Giving credit to others contribution is important. And why is it important? Many businesses tycoons of successful projects know that success comes when it is built on other people’s ideas or ones own with others help. These leaders give credit to all those who have been a part of the endeavour.  Giving credit where credit is due is a very rewarding habit to form. Its rewards are inestimable –  Loretta Young, an American Actress.

Acknowledging and giving credit is one of the key aspects of any project or research. We all need to know, learn and practice giving credit when we create our presentations and work. As librarians, we are constantly reminding our students to cite their sources. When we give credit to the resources we use for teaching, we are not only modelling it for our students but also valuing other peoples work. This only establishes our credibility and reinforces what Google Scholar’s Mantra states: Standing on the shoulders of giants.
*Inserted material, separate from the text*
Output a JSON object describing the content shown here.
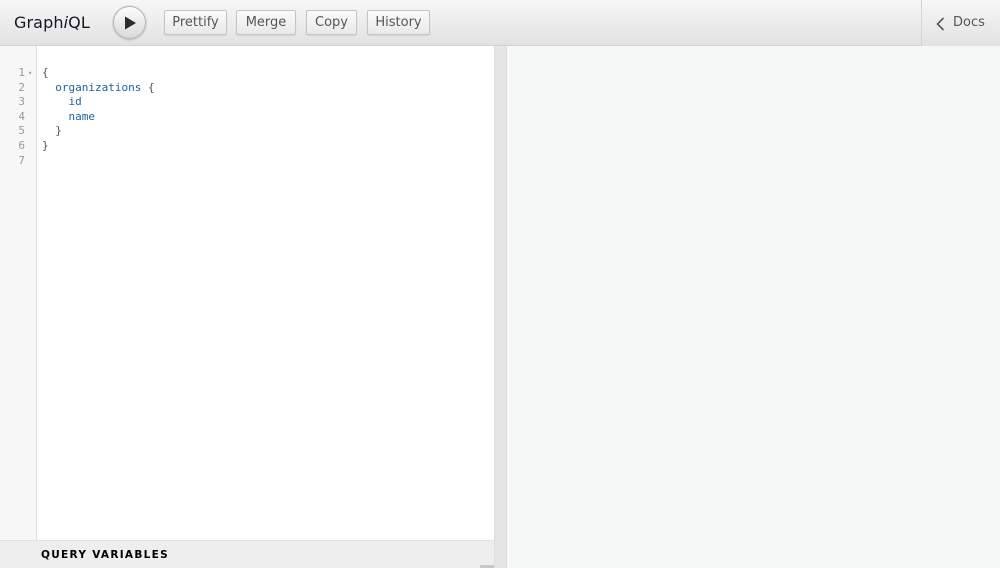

Learning and giving credit to all our images, using copyright free images or sharing ideas from others in our own creative way is a part of the Creative Commons and understanding the licenses are a part of being Information Coaches/Librarians. The IBO office recently released – An Ideal Libraries/Librarians putting a huge emphasis on the ethical use of information, protecting the environment and being respectful of all races, religions, and sects. Using any form of citation, be it MLA, Chicago or APA style, it is important to teach students to recognize others work. And, not copy and paste – which is outright plagiarism. Students need to paraphrase, add their own perspective and cite their sources of information. This practice will help all become critical thinkers and ethical users of information, and one must know that simply copying and pasting information out from the internet is not learning. Let’s model, practice and support the ethical use of information.